In the past few years, presentations have taken a more relaxed and informal style. As dress codes have relaxed in workplaces, so has the formality of the presentation. There’s less emphasis on glitz and glamour, and a greater focus on just the message. It’s easier than ever to find free and basic PowerPoint templates online. But these economical templates often lack the graphical sophistication and subtle nuances that more professional packages offer. Gary White, president of PresentationPro, an Atlanta-based company specializing in presentation designs and templates says his sales are down, as consumers seek cheaper ways to present their information. Ultimately, he says, “this is diluting the professionalism of the presentation and hurting the U.S. economy.”
In many corporate meeting rooms, there’s been a shift from elite and chic to average and acceptable. Presentation design and artistry is not as important anymore. People don’t seem to care as much if a white screen with 10 bullet points are on screen.
Presentations are often viewed as discussion documents, rather than a visual tool to tell a story. Most people want something grand and glorious, but ultimately, they feel more comfortable cramming gobs of bullets, text, and graphics onto a page.
If companies want a true ROI on their marketing and presentation efforts, they should invest the time and money to contract with a true presentation expert, or create a position in-house for a presentation specialist.
A new approach to presentations will boost the global economy
This economic downturn has translated to a reduction in professional PowerPoint designs and contracting with outside agencies. But during this time of financial challenges, companies should be exubrarent about their presentations. Everyone should be presenting, sharing the glories of their companies and initiatives! The “presentation” should be creative portals to our brains and ideas….as we capitalize on all the modern technology; graphics, video, webcasts, and social medial connections the modern world offers.

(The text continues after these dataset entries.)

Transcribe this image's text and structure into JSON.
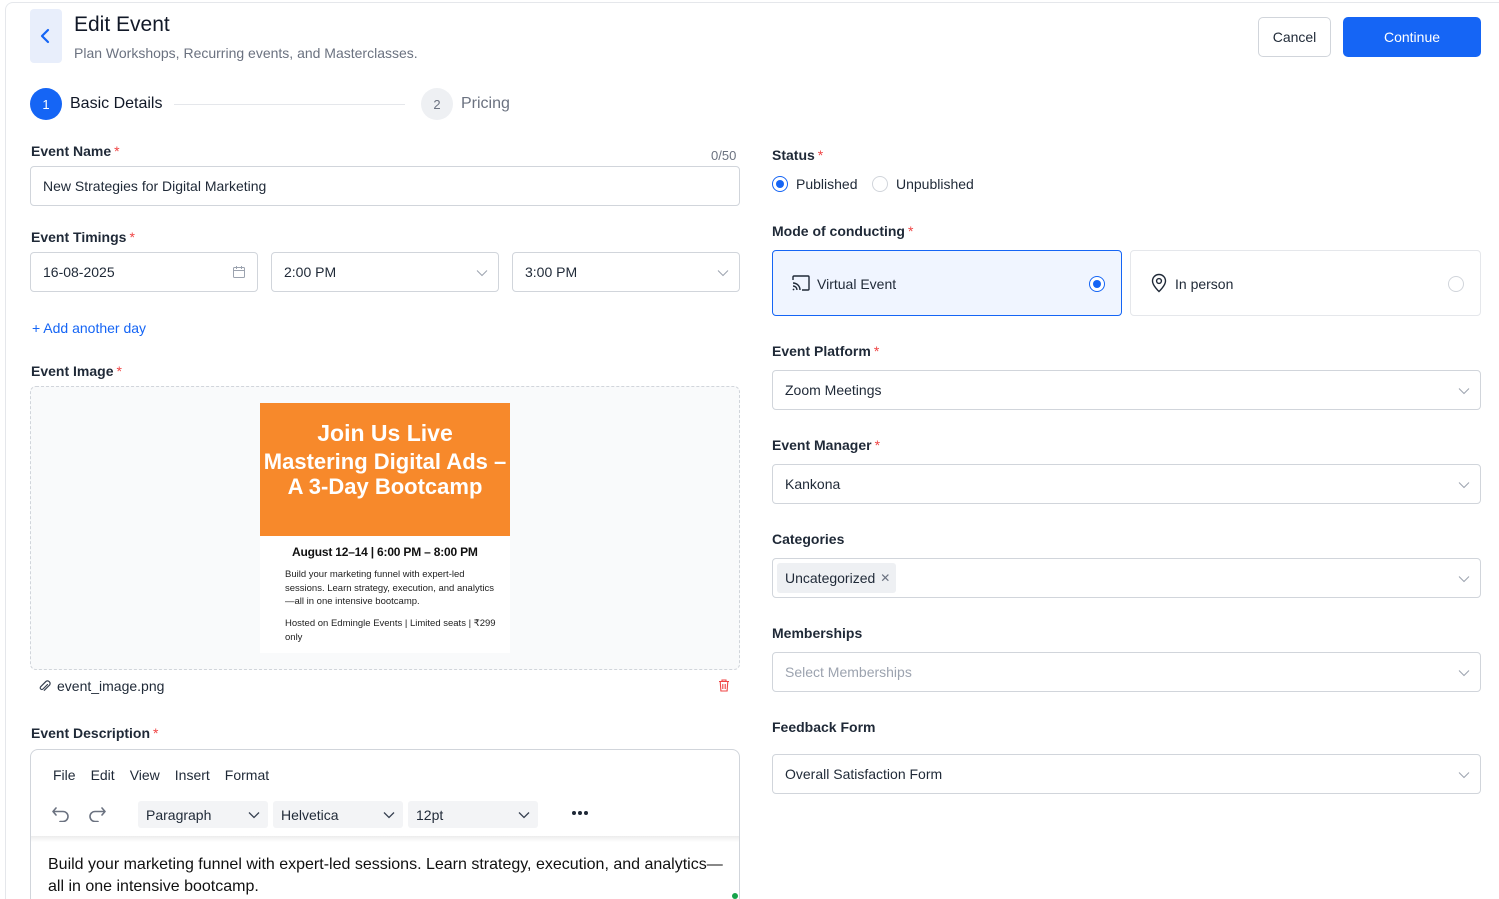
{
  "header": {
    "title": "Edit Event",
    "subtitle": "Plan Workshops, Recurring events, and Masterclasses.",
    "cancel_label": "Cancel",
    "continue_label": "Continue"
  },
  "steps": [
    {
      "number": "1",
      "label": "Basic Details",
      "active": true
    },
    {
      "number": "2",
      "label": "Pricing",
      "active": false
    }
  ],
  "event_name": {
    "label": "Event Name",
    "required": "*",
    "counter": "0/50",
    "value": "New Strategies for Digital Marketing"
  },
  "event_timings": {
    "label": "Event Timings",
    "required": "*",
    "date": "16-08-2025",
    "start_time": "2:00 PM",
    "end_time": "3:00 PM",
    "add_day_label": "+ Add another day"
  },
  "event_image": {
    "label": "Event Image",
    "required": "*",
    "file_name": "event_image.png",
    "poster": {
      "heading1": "Join Us Live",
      "heading2": "Mastering Digital Ads – A 3-Day Bootcamp",
      "date_line": "August 12–14 | 6:00 PM – 8:00 PM",
      "description": "Build your marketing funnel with expert-led sessions. Learn strategy, execution, and analytics—all in one intensive bootcamp.",
      "hosted": "Hosted on Edmingle Events | Limited seats | ₹299 only"
    }
  },
  "event_description": {
    "label": "Event Description",
    "required": "*",
    "menu": [
      "File",
      "Edit",
      "View",
      "Insert",
      "Format"
    ],
    "block_format": "Paragraph",
    "font_family": "Helvetica",
    "font_size": "12pt",
    "content": "Build your marketing funnel with expert-led sessions. Learn strategy, execution, and analytics—all in one intensive bootcamp."
  },
  "status": {
    "label": "Status",
    "required": "*",
    "options": [
      "Published",
      "Unpublished"
    ],
    "selected": "Published"
  },
  "mode": {
    "label": "Mode of conducting",
    "required": "*",
    "options": [
      "Virtual Event",
      "In person"
    ],
    "selected": "Virtual Event"
  },
  "platform": {
    "label": "Event Platform",
    "required": "*",
    "value": "Zoom Meetings"
  },
  "manager": {
    "label": "Event Manager",
    "required": "*",
    "value": "Kankona"
  },
  "categories": {
    "label": "Categories",
    "tags": [
      "Uncategorized"
    ]
  },
  "memberships": {
    "label": "Memberships",
    "placeholder": "Select Memberships"
  },
  "feedback": {
    "label": "Feedback Form",
    "value": "Overall Satisfaction Form"
  },
  "colors": {
    "primary": "#1565f5",
    "required": "#ef4444",
    "poster_orange": "#f7892b"
  }
}
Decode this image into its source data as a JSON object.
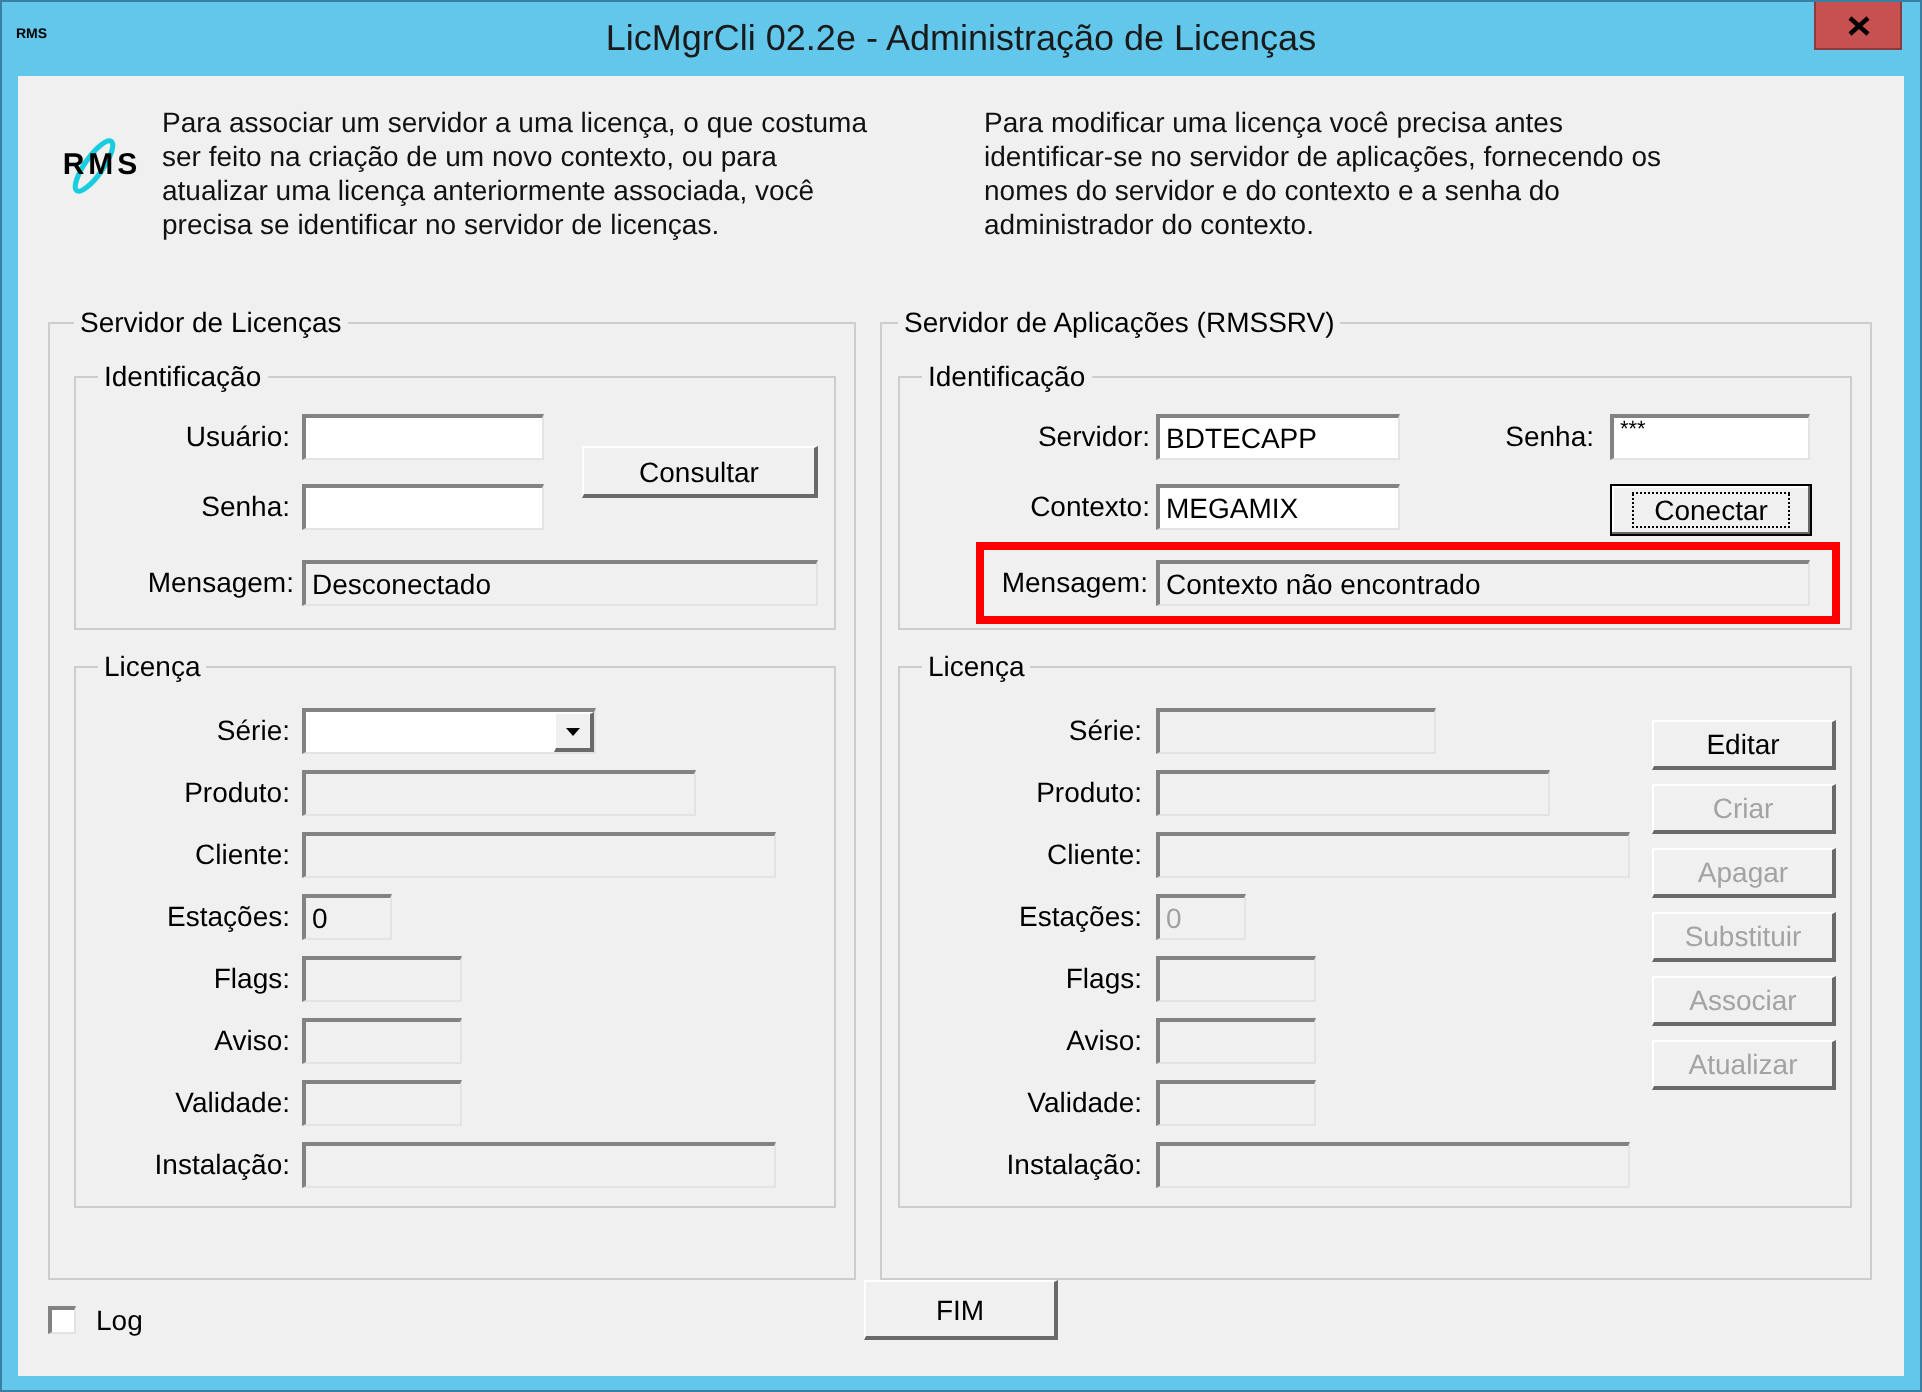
{
  "window": {
    "icon_text": "RMS",
    "title": "LicMgrCli 02.2e - Administração de Licenças"
  },
  "intro": {
    "logo_text": "RMS",
    "texts": [
      "Para associar um servidor a uma licença, o que costuma\nser feito na criação de um novo contexto, ou para\natualizar uma licença anteriormente associada, você\nprecisa se identificar no servidor de licenças.",
      "Para modificar uma licença você precisa antes\nidentificar-se no servidor de aplicações, fornecendo os\nnomes do servidor e do contexto e a senha do\nadministrador do contexto."
    ]
  },
  "groups": [
    {
      "title": "Servidor de Licenças",
      "identification": {
        "title": "Identificação",
        "fields": [
          {
            "label": "Usuário:",
            "kind": "edit"
          },
          {
            "label": "Senha:",
            "kind": "edit"
          }
        ],
        "button": {
          "label": "Consultar",
          "focused": false
        },
        "message": {
          "label": "Mensagem:",
          "value": "Desconectado",
          "highlighted": false
        }
      },
      "license": {
        "title": "Licença",
        "disabled": false,
        "fields": [
          {
            "label": "Série:",
            "kind": "combo"
          },
          {
            "label": "Produto:",
            "kind": "readonly"
          },
          {
            "label": "Cliente:",
            "kind": "readonly"
          },
          {
            "label": "Estações:",
            "kind": "readonly",
            "value": "0"
          },
          {
            "label": "Flags:",
            "kind": "readonly"
          },
          {
            "label": "Aviso:",
            "kind": "readonly"
          },
          {
            "label": "Validade:",
            "kind": "readonly"
          },
          {
            "label": "Instalação:",
            "kind": "readonly"
          }
        ]
      }
    },
    {
      "title": "Servidor de Aplicações (RMSSRV)",
      "identification": {
        "title": "Identificação",
        "fields": [
          {
            "label": "Servidor:",
            "kind": "edit",
            "value": "BDTECAPP"
          },
          {
            "label": "Senha:",
            "kind": "password",
            "value": "***"
          },
          {
            "label": "Contexto:",
            "kind": "edit",
            "value": "MEGAMIX"
          }
        ],
        "button": {
          "label": "Conectar",
          "focused": true
        },
        "message": {
          "label": "Mensagem:",
          "value": "Contexto não encontrado",
          "highlighted": true
        }
      },
      "license": {
        "title": "Licença",
        "disabled": true,
        "fields": [
          {
            "label": "Série:",
            "kind": "readonly"
          },
          {
            "label": "Produto:",
            "kind": "readonly"
          },
          {
            "label": "Cliente:",
            "kind": "readonly"
          },
          {
            "label": "Estações:",
            "kind": "readonly",
            "value": "0"
          },
          {
            "label": "Flags:",
            "kind": "readonly"
          },
          {
            "label": "Aviso:",
            "kind": "readonly"
          },
          {
            "label": "Validade:",
            "kind": "readonly"
          },
          {
            "label": "Instalação:",
            "kind": "readonly"
          }
        ],
        "buttons": [
          {
            "label": "Editar",
            "disabled": false
          },
          {
            "label": "Criar",
            "disabled": true
          },
          {
            "label": "Apagar",
            "disabled": true
          },
          {
            "label": "Substituir",
            "disabled": true
          },
          {
            "label": "Associar",
            "disabled": true
          },
          {
            "label": "Atualizar",
            "disabled": true
          }
        ]
      }
    }
  ],
  "log": {
    "label": "Log",
    "checked": false
  },
  "exit_button": {
    "label": "FIM"
  }
}
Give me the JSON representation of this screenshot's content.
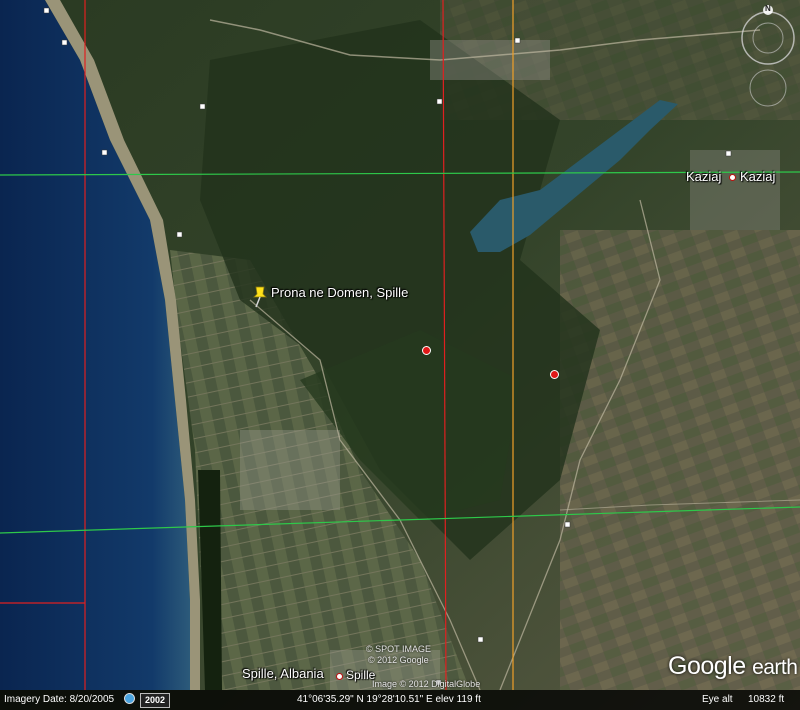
{
  "map": {
    "placemark_label": "Prona ne Domen, Spille",
    "towns": {
      "kaziaj_left": "Kaziaj",
      "kaziaj_right": "Kaziaj",
      "spille_region": "Spille, Albania",
      "spille_town": "Spille"
    },
    "credits": {
      "spot_image": "© SPOT IMAGE",
      "google": "© 2012 Google",
      "digitalglobe": "Image © 2012 DigitalGlobe"
    },
    "compass_letter": "N",
    "logo": {
      "google": "Google",
      "earth": "earth"
    },
    "colors": {
      "gridline_red": "#e02020",
      "gridline_green": "#2ec84a",
      "gridline_orange": "#f0a028",
      "water": "#0c2d5c",
      "placemark": "#ffe21a"
    }
  },
  "statusbar": {
    "imagery_date": "Imagery Date: 8/20/2005",
    "year": "2002",
    "coords": "41°06'35.29\" N  19°28'10.51\" E  elev  119 ft",
    "eye_alt_label": "Eye alt",
    "eye_alt_value": "10832 ft"
  }
}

A company talking by phone to a prospect about their services is adequate. Integrating a web-based presentation or remote presentation tool could give them a competitive advantage. So many companies are still using the web in a two-dimensional style. Creating surveys for feedback, full screen graphics, animated text, can all set them apart from others…translating to a greater positioning as the industry expert…and driving traffic and sales.
By looking at the big picture of the power of a presentation, a company can gain a competetive advantage and boost in their sales. And if all companies revisited their presentation marketing strategy there would be a solid return on investment, that could jumpstart our economy, putting all players back on the path for greatness.
It’s easy to create great slides in PowerPoint; it is easier to create bad slides, especially if you do not have some design training.